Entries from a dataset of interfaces
########
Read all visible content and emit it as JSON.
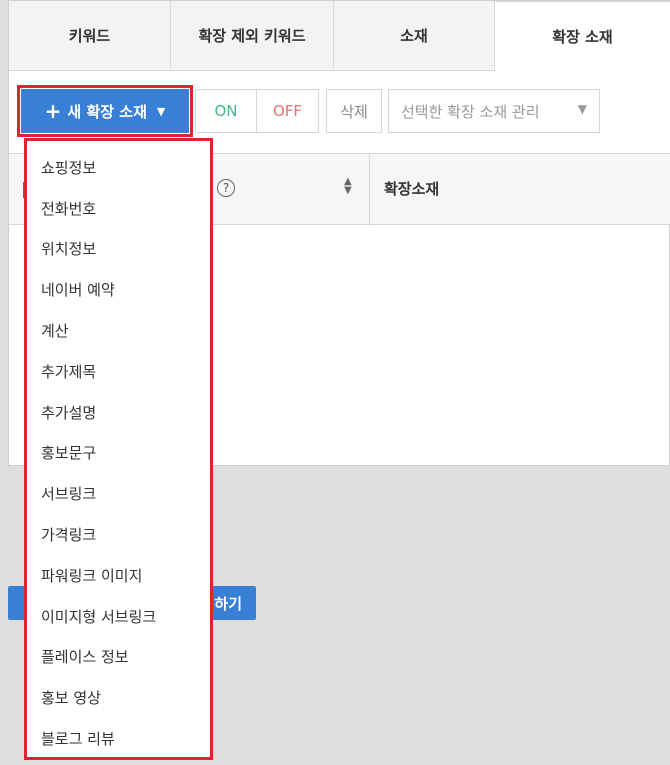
{
  "tabs": [
    {
      "label": "키워드"
    },
    {
      "label": "확장 제외 키워드"
    },
    {
      "label": "소재"
    },
    {
      "label": "확장 소재"
    }
  ],
  "toolbar": {
    "new_button_label": "새 확장 소재",
    "on_label": "ON",
    "off_label": "OFF",
    "delete_label": "삭제",
    "manage_label": "선택한 확장 소재 관리"
  },
  "table": {
    "help_symbol": "?",
    "column_title": "확장소재"
  },
  "save_button_label": "하기",
  "dropdown": {
    "items": [
      "쇼핑정보",
      "전화번호",
      "위치정보",
      "네이버 예약",
      "계산",
      "추가제목",
      "추가설명",
      "홍보문구",
      "서브링크",
      "가격링크",
      "파워링크 이미지",
      "이미지형 서브링크",
      "플레이스 정보",
      "홍보 영상",
      "블로그 리뷰"
    ]
  },
  "colors": {
    "accent": "#3a7fd6",
    "highlight": "#e1222f",
    "on": "#42b883",
    "off": "#e5716f"
  },
  "icons": [
    "plus-icon",
    "chevron-down-icon",
    "help-icon",
    "sort-icon"
  ]
}
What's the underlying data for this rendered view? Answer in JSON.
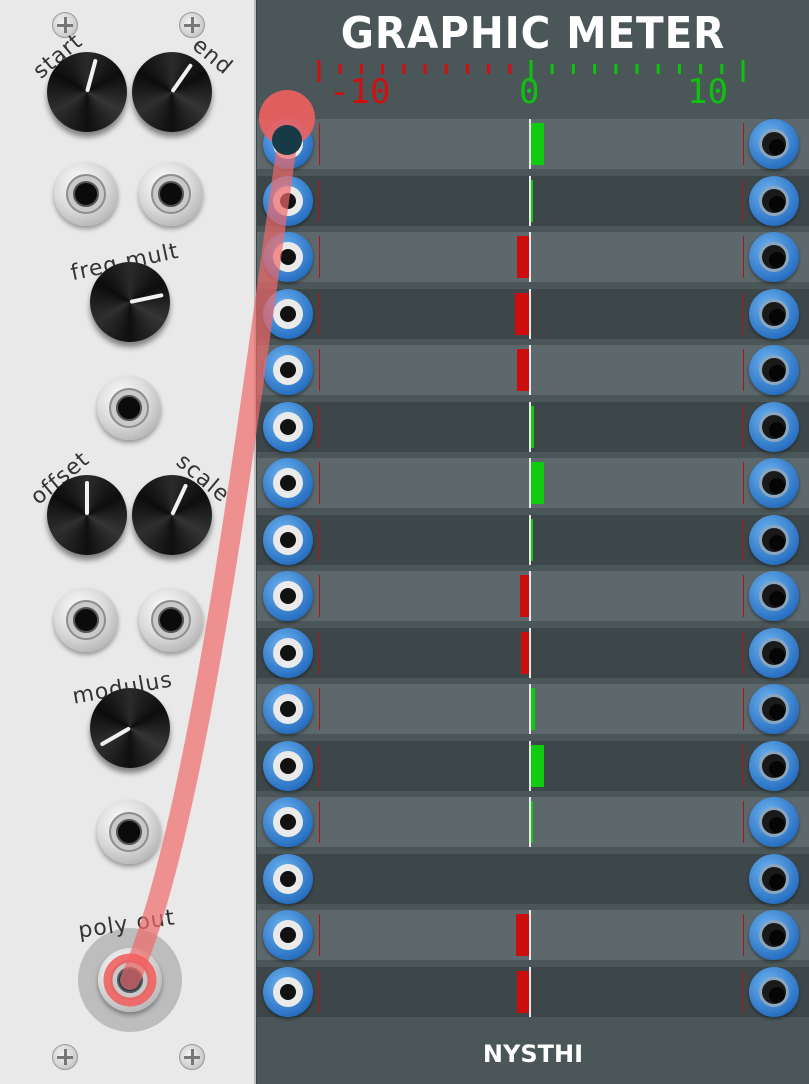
{
  "left_module": {
    "labels": {
      "start": "start",
      "end": "end",
      "freq_mult": "freq mult",
      "offset": "offset",
      "scale": "scale",
      "modulus": "modulus",
      "poly_out": "poly out"
    }
  },
  "meter": {
    "title": "GRAPHIC METER",
    "scale": {
      "min_label": "-10",
      "zero_label": "0",
      "max_label": "10",
      "min": -10,
      "max": 10
    },
    "channels": [
      1.6,
      0.1,
      -1.5,
      -1.7,
      -1.4,
      0.4,
      1.5,
      0.3,
      -1.1,
      -1.0,
      0.6,
      1.6,
      0.2,
      null,
      -1.6,
      -1.4
    ],
    "brand": "NYSTHI"
  },
  "colors": {
    "positive_bar": "#10cc10",
    "negative_bar": "#cc0d0d",
    "cable": "#f06060",
    "jack_blue": "#2a72c4"
  }
}
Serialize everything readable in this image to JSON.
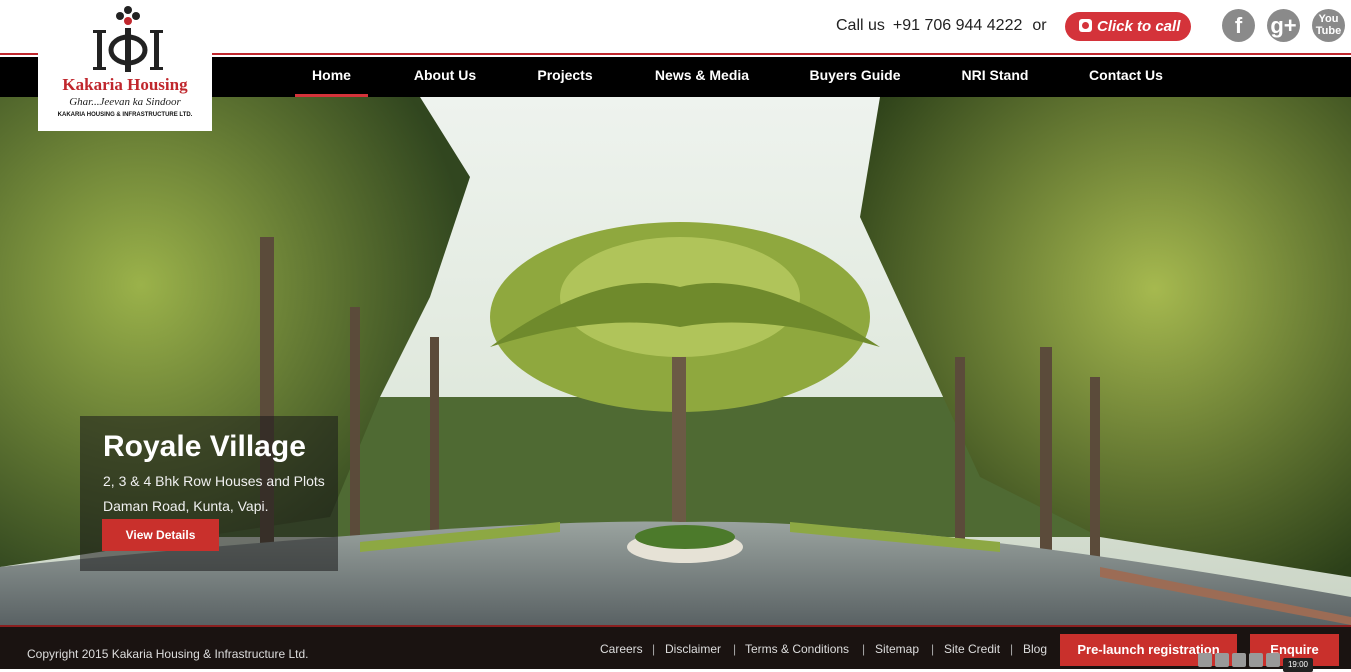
{
  "logo": {
    "name": "Kakaria Housing",
    "tagline": "Ghar...Jeevan ka Sindoor",
    "company": "KAKARIA HOUSING & INFRASTRUCTURE LTD."
  },
  "header": {
    "call_label": "Call us",
    "phone": "+91 706 944 4222",
    "or": "or",
    "click_to_call": "Click to call",
    "social": [
      {
        "name": "facebook-icon",
        "glyph": "f"
      },
      {
        "name": "google-plus-icon",
        "glyph": "g+"
      },
      {
        "name": "youtube-icon",
        "glyph": "You Tube"
      }
    ]
  },
  "nav": {
    "items": [
      {
        "label": "Home",
        "active": true
      },
      {
        "label": "About Us"
      },
      {
        "label": "Projects"
      },
      {
        "label": "News & Media"
      },
      {
        "label": "Buyers Guide"
      },
      {
        "label": "NRI Stand"
      },
      {
        "label": "Contact Us"
      }
    ]
  },
  "hero": {
    "title": "Royale Village",
    "line1": "2, 3 & 4 Bhk Row Houses and Plots",
    "line2": "Daman Road, Kunta, Vapi.",
    "cta": "View Details"
  },
  "footer": {
    "copyright": "Copyright 2015 Kakaria Housing & Infrastructure Ltd.",
    "links": [
      "Careers",
      "Disclaimer",
      "Terms & Conditions",
      "Sitemap",
      "Site Credit",
      "Blog"
    ],
    "prelaunch": "Pre-launch registration",
    "enquire": "Enquire",
    "clock": "19:00"
  },
  "colors": {
    "accent": "#d4333a",
    "nav_bg": "#000000",
    "footer_bg": "#1a1311"
  }
}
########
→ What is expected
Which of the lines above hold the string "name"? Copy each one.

→ Solution
    "name": "Kakaria Housing",
        "name": "facebook-icon",
        "name": "google-plus-icon",
        "name": "youtube-icon",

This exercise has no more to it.